The garden warbler made me take more notice of the dead tree. It was one of two growing out of an expanse of dense alien and invasive rhododendron, Rhododendron ponticum. It seems that little can grow in the shade of this plant and I wondered if it had killed these two trees. There are several patches of this rhododendron in this part of the estate. It is great as cover for foxes, rabbits, partridge and pheasant, and for several nesting birds, but for little more. Elsewhere it is often the subject of intense eradication projects.
After nearly an hour of enjoyment, I moved on, passing the delirious but delightful orange tip butterfly still apparently trying to find purpose for its infinite energy. I crossed to the Henhouse Strip and was cutting through the wood next to the pond when I spied a robin with a beakful of moss. Like the bullfinch earlier, it was intent on nest-building. This would certainly not be the robin’s first nest and whether its first attempt was successful or failed I’ll never know, though I now have seen several young robins on my walks. The bird was aware of my presence but I stood stock-still while it bobbed on a branch like a dipper, keen to get on with the job in hand but reluctant to reveal the nest location. It dipped and bobbed, undecided, while I never moved a muscle. After several minutes it flew to an adjacent tree, landing slightly closer to the ground than on its previous perch. It continued with its hesitant behaviour, then flew to a branch lower still. I looked around for a likely nest spot, knowing that a robin is quite happy nesting almost at ground level or even on the ground. A ditch ran towards the pond, and I thought the banks of this ditch might be the answer. Sure enough the robin flew down to the far bank, slightly out of my sight, to mould its modicum of moss into what would turn out to be a creation of beauty. I decided not to investigate in case the bird deserted.
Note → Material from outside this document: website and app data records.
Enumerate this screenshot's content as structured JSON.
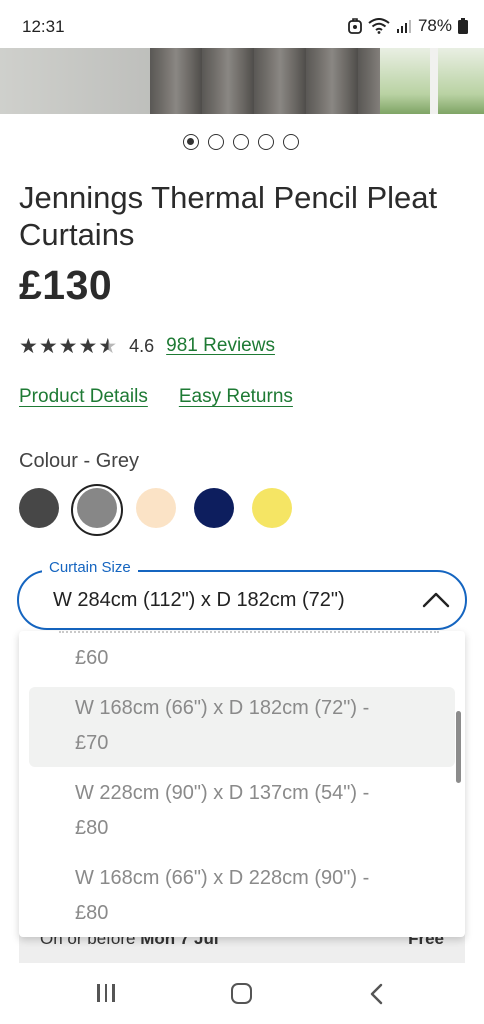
{
  "status_bar": {
    "time": "12:31",
    "battery": "78%",
    "icons": [
      "data-saver-icon",
      "wifi-icon",
      "signal-icon",
      "battery-icon"
    ]
  },
  "gallery": {
    "image_alt": "grey curtains",
    "dots_total": 5,
    "active_index": 0
  },
  "product": {
    "title": "Jennings Thermal Pencil Pleat Curtains",
    "price": "£130",
    "rating": "4.6",
    "rating_stars": 4.6,
    "reviews_link": "981 Reviews"
  },
  "tabs": {
    "product_details": "Product Details",
    "easy_returns": "Easy Returns"
  },
  "colour": {
    "label": "Colour - Grey",
    "swatches": [
      {
        "name": "charcoal",
        "hex": "#474747"
      },
      {
        "name": "grey",
        "hex": "#878787",
        "selected": true
      },
      {
        "name": "cream",
        "hex": "#fbe3c6"
      },
      {
        "name": "navy",
        "hex": "#0d1e5e"
      },
      {
        "name": "yellow",
        "hex": "#f5e564"
      }
    ]
  },
  "size_select": {
    "label": "Curtain Size",
    "value": "W 284cm (112\") x D 182cm (72\")",
    "accent": "#1565c0",
    "options": [
      {
        "line1": "£60"
      },
      {
        "line1": "W 168cm (66\") x D 182cm (72\") -",
        "line2": "£70",
        "highlighted": true
      },
      {
        "line1": "W 228cm (90\") x D 137cm (54\") -",
        "line2": "£80"
      },
      {
        "line1": "W 168cm (66\") x D 228cm (90\") -",
        "line2": "£80"
      }
    ]
  },
  "delivery": {
    "prefix": "On or before",
    "date": "Mon 7 Jul",
    "cost": "Free"
  },
  "nav": {
    "icons": [
      "recents-icon",
      "home-icon",
      "back-icon"
    ]
  }
}
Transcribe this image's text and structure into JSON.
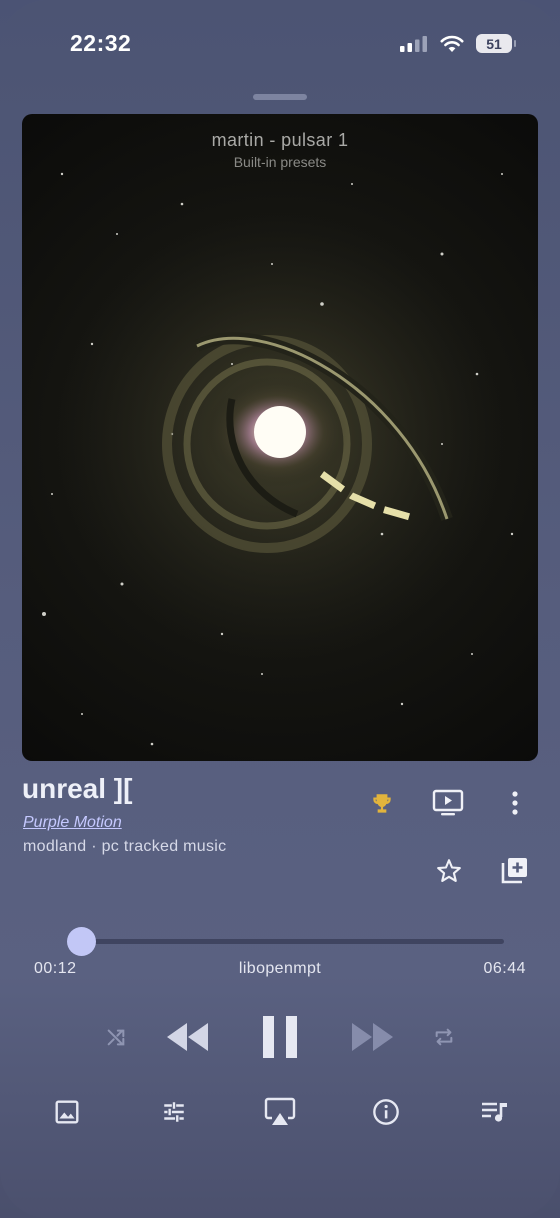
{
  "status_bar": {
    "time": "22:32",
    "battery": "51"
  },
  "visualizer": {
    "preset_title": "martin - pulsar 1",
    "preset_subtitle": "Built-in presets"
  },
  "track": {
    "title": "unreal ][",
    "artist": "Purple Motion",
    "source": "modland · pc tracked music"
  },
  "playback": {
    "elapsed": "00:12",
    "duration": "06:44",
    "engine": "libopenmpt",
    "progress_fraction": 0.031
  },
  "icons": {
    "trophy": "trophy-icon",
    "visualizer": "tv-play-icon",
    "more": "more-vertical-icon",
    "favorite": "star-outline-icon",
    "add_to_playlist": "playlist-add-icon",
    "shuffle": "shuffle-icon",
    "rewind": "rewind-icon",
    "pause": "pause-icon",
    "fast_forward": "fast-forward-icon",
    "repeat": "repeat-icon",
    "artwork": "image-icon",
    "equalizer": "equalizer-sliders-icon",
    "airplay": "airplay-icon",
    "info": "info-icon",
    "queue": "queue-music-icon"
  },
  "colors": {
    "accent": "#c2c7f6",
    "trophy": "#e2b43c",
    "link": "#c5c9ff"
  }
}
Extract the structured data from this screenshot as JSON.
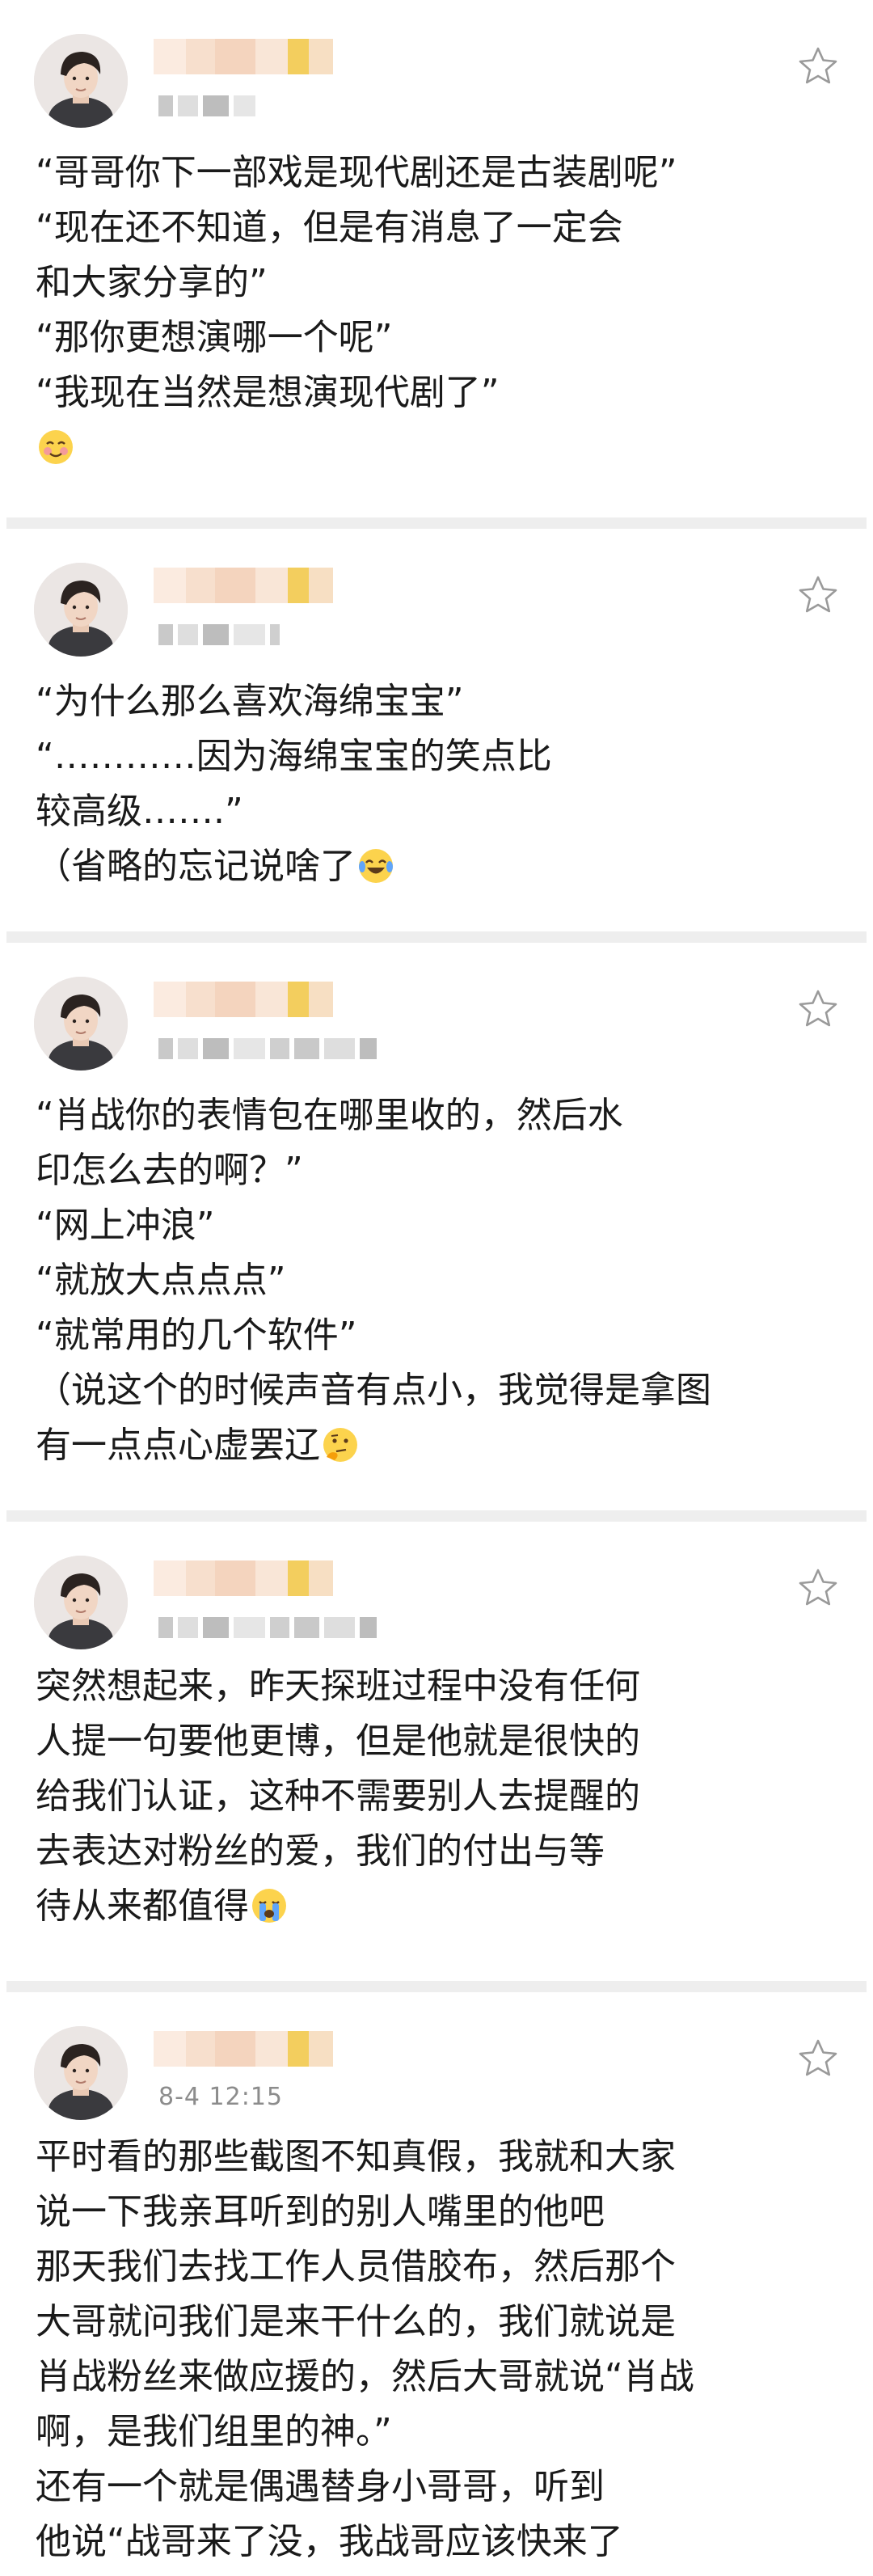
{
  "posts": [
    {
      "meta": "",
      "lines": [
        "“哥哥你下一部戏是现代剧还是古装剧呢”",
        "“现在还不知道，但是有消息了一定会",
        "和大家分享的”",
        "“那你更想演哪一个呢”",
        "“我现在当然是想演现代剧了”"
      ],
      "trailing_emoji": "blushing-face-emoji"
    },
    {
      "meta": "",
      "lines": [
        "“为什么那么喜欢海绵宝宝”",
        "“…………因为海绵宝宝的笑点比",
        "较高级…….”",
        "（省略的忘记说啥了"
      ],
      "trailing_emoji": "laughing-crying-emoji"
    },
    {
      "meta": "",
      "lines": [
        "“肖战你的表情包在哪里收的，然后水",
        "印怎么去的啊？”",
        "“网上冲浪”",
        "“就放大点点点”",
        "“就常用的几个软件”",
        "（说这个的时候声音有点小，我觉得是拿图",
        "有一点点心虚罢辽"
      ],
      "trailing_emoji": "thinking-face-emoji"
    },
    {
      "meta": "",
      "lines": [
        "突然想起来，昨天探班过程中没有任何",
        "人提一句要他更博，但是他就是很快的",
        "给我们认证，这种不需要别人去提醒的",
        "去表达对粉丝的爱，我们的付出与等",
        "待从来都值得"
      ],
      "trailing_emoji": "loudly-crying-emoji"
    },
    {
      "meta": "8-4 12:15",
      "lines": [
        "平时看的那些截图不知真假，我就和大家",
        "说一下我亲耳听到的别人嘴里的他吧",
        "那天我们去找工作人员借胶布，然后那个",
        "大哥就问我们是来干什么的，我们就说是",
        "肖战粉丝来做应援的，然后大哥就说“肖战",
        "啊，是我们组里的神。”",
        "还有一个就是偶遇替身小哥哥，听到",
        "他说“战哥来了没，我战哥应该快来了"
      ],
      "trailing_emoji": ""
    }
  ],
  "icons": {
    "favorite": "star-outline-icon",
    "avatar": "user-avatar"
  },
  "colors": {
    "background": "#ffffff",
    "divider": "#eeeeee",
    "text": "#1a1a1a",
    "meta": "#8c8c8c",
    "star_stroke": "#9a9a9a",
    "blur_gold": "#f2c94c",
    "blur_peach": "#f6dcc8"
  }
}
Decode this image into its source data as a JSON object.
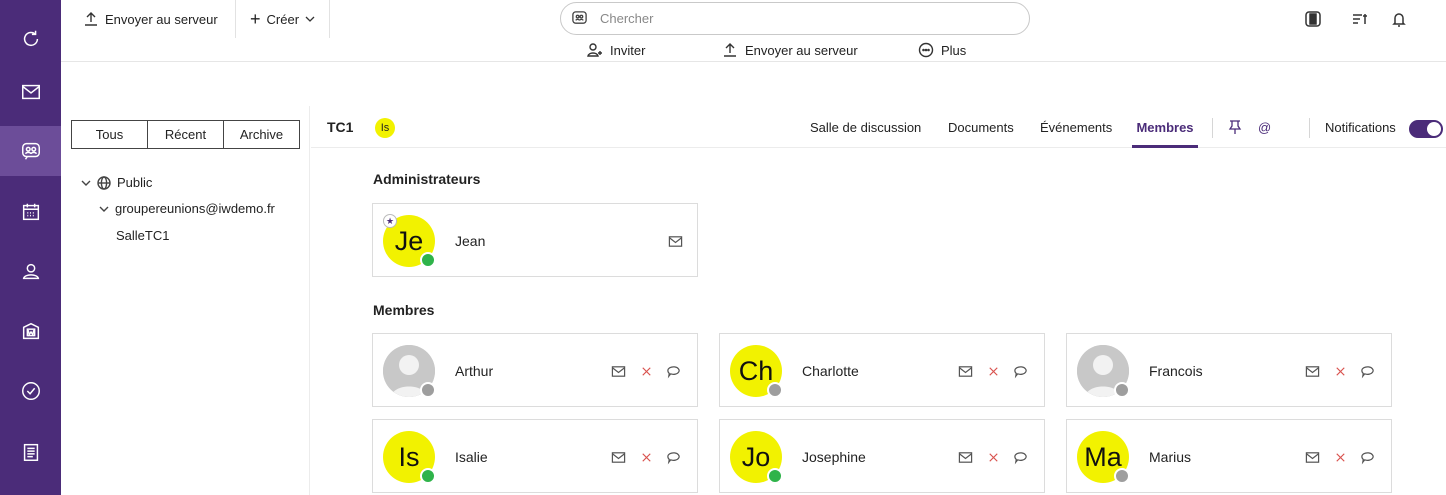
{
  "toolbar": {
    "upload_label": "Envoyer au serveur",
    "create_label": "Créer",
    "search_placeholder": "Chercher"
  },
  "subbar": {
    "invite_label": "Inviter",
    "upload_label": "Envoyer au serveur",
    "more_label": "Plus"
  },
  "leftpanel": {
    "segments": [
      "Tous",
      "Récent",
      "Archive"
    ],
    "tree": {
      "root": "Public",
      "group": "groupereunions@iwdemo.fr",
      "room": "SalleTC1"
    }
  },
  "room": {
    "title": "TC1",
    "badge": "Is",
    "tabs": [
      "Salle de discussion",
      "Documents",
      "Événements",
      "Membres"
    ],
    "active_tab": "Membres",
    "mention_symbol": "@",
    "notifications_label": "Notifications",
    "notifications_on": true
  },
  "admins": {
    "title": "Administrateurs",
    "items": [
      {
        "initials": "Je",
        "name": "Jean",
        "status": "online"
      }
    ]
  },
  "members": {
    "title": "Membres",
    "items": [
      {
        "initials": "",
        "name": "Arthur",
        "status": "offline"
      },
      {
        "initials": "Ch",
        "name": "Charlotte",
        "status": "offline"
      },
      {
        "initials": "",
        "name": "Francois",
        "status": "offline"
      },
      {
        "initials": "Is",
        "name": "Isalie",
        "status": "online"
      },
      {
        "initials": "Jo",
        "name": "Josephine",
        "status": "online"
      },
      {
        "initials": "Ma",
        "name": "Marius",
        "status": "offline"
      }
    ]
  },
  "colors": {
    "brand": "#4b2c79",
    "avatar_bg": "#f2f200",
    "online": "#2fb34a",
    "offline": "#9e9e9e",
    "remove": "#d9534f"
  }
}
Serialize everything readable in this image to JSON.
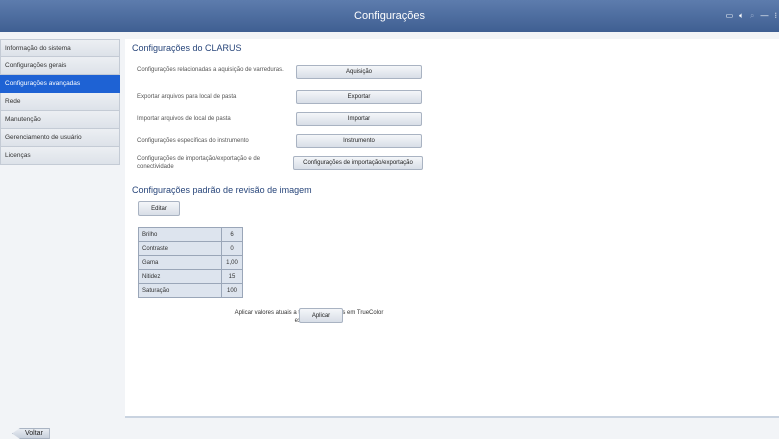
{
  "window": {
    "title": "Configurações"
  },
  "sidebar": {
    "items": [
      {
        "label": "Informação do sistema"
      },
      {
        "label": "Configurações gerais"
      },
      {
        "label": "Configurações avançadas"
      },
      {
        "label": "Rede"
      },
      {
        "label": "Manutenção"
      },
      {
        "label": "Gerenciamento de usuário"
      },
      {
        "label": "Licenças"
      }
    ],
    "active": "Configurações avançadas"
  },
  "clarus": {
    "heading": "Configurações do CLARUS",
    "rows": [
      {
        "label": "Configurações relacionadas a aquisição de varreduras.",
        "button": "Aquisição"
      },
      {
        "label": "Exportar arquivos para local de pasta",
        "button": "Exportar"
      },
      {
        "label": "Importar arquivos de local de pasta",
        "button": "Importar"
      },
      {
        "label": "Configurações específicas do instrumento",
        "button": "Instrumento"
      },
      {
        "label": "Configurações de importação/exportação e de conectividade",
        "button": "Configurações de importação/exportação"
      }
    ]
  },
  "review": {
    "heading": "Configurações padrão de revisão de imagem",
    "edit_label": "Editar",
    "values": [
      {
        "name": "Brilho",
        "value": "6"
      },
      {
        "name": "Contraste",
        "value": "0"
      },
      {
        "name": "Gama",
        "value": "1,00"
      },
      {
        "name": "Nitidez",
        "value": "15"
      },
      {
        "name": "Saturação",
        "value": "100"
      }
    ],
    "apply_text": "Aplicar valores atuais a todas as imagens em TrueColor existentes.",
    "apply_label": "Aplicar"
  },
  "footer": {
    "back_label": "Voltar"
  }
}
I may look more closely the next time I’m passing. As I turned to go, I almost walked right into one of the keeper’s fox snares. What an ending to the day that would have been!